Exercise description:
Below are entries to reproduce exactly, apart from their pictures.

[Element data from apps and pages]
━━━━━━
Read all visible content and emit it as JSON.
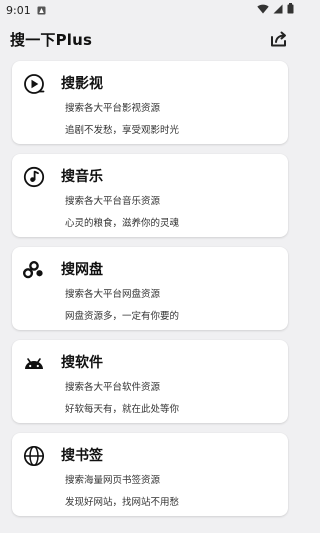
{
  "status_bar": {
    "time": "9:01"
  },
  "app_bar": {
    "title": "搜一下Plus"
  },
  "cards": [
    {
      "title": "搜影视",
      "desc": "搜索各大平台影视资源",
      "sub": "追剧不发愁，享受观影时光",
      "icon": "play-icon"
    },
    {
      "title": "搜音乐",
      "desc": "搜索各大平台音乐资源",
      "sub": "心灵的粮食，滋养你的灵魂",
      "icon": "music-note-icon"
    },
    {
      "title": "搜网盘",
      "desc": "搜索各大平台网盘资源",
      "sub": "网盘资源多，一定有你要的",
      "icon": "cloud-drive-icon"
    },
    {
      "title": "搜软件",
      "desc": "搜索各大平台软件资源",
      "sub": "好软每天有，就在此处等你",
      "icon": "android-icon"
    },
    {
      "title": "搜书签",
      "desc": "搜索海量网页书签资源",
      "sub": "发现好网站，找网站不用愁",
      "icon": "globe-icon"
    }
  ]
}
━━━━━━
Task output:
Read all visible content and emit it as JSON.
{
  "status_bar": {
    "time": "9:01"
  },
  "app_bar": {
    "title": "搜一下Plus"
  },
  "cards": [
    {
      "title": "搜影视",
      "desc": "搜索各大平台影视资源",
      "sub": "追剧不发愁，享受观影时光",
      "icon": "play-icon"
    },
    {
      "title": "搜音乐",
      "desc": "搜索各大平台音乐资源",
      "sub": "心灵的粮食，滋养你的灵魂",
      "icon": "music-note-icon"
    },
    {
      "title": "搜网盘",
      "desc": "搜索各大平台网盘资源",
      "sub": "网盘资源多，一定有你要的",
      "icon": "cloud-drive-icon"
    },
    {
      "title": "搜软件",
      "desc": "搜索各大平台软件资源",
      "sub": "好软每天有，就在此处等你",
      "icon": "android-icon"
    },
    {
      "title": "搜书签",
      "desc": "搜索海量网页书签资源",
      "sub": "发现好网站，找网站不用愁",
      "icon": "globe-icon"
    }
  ]
}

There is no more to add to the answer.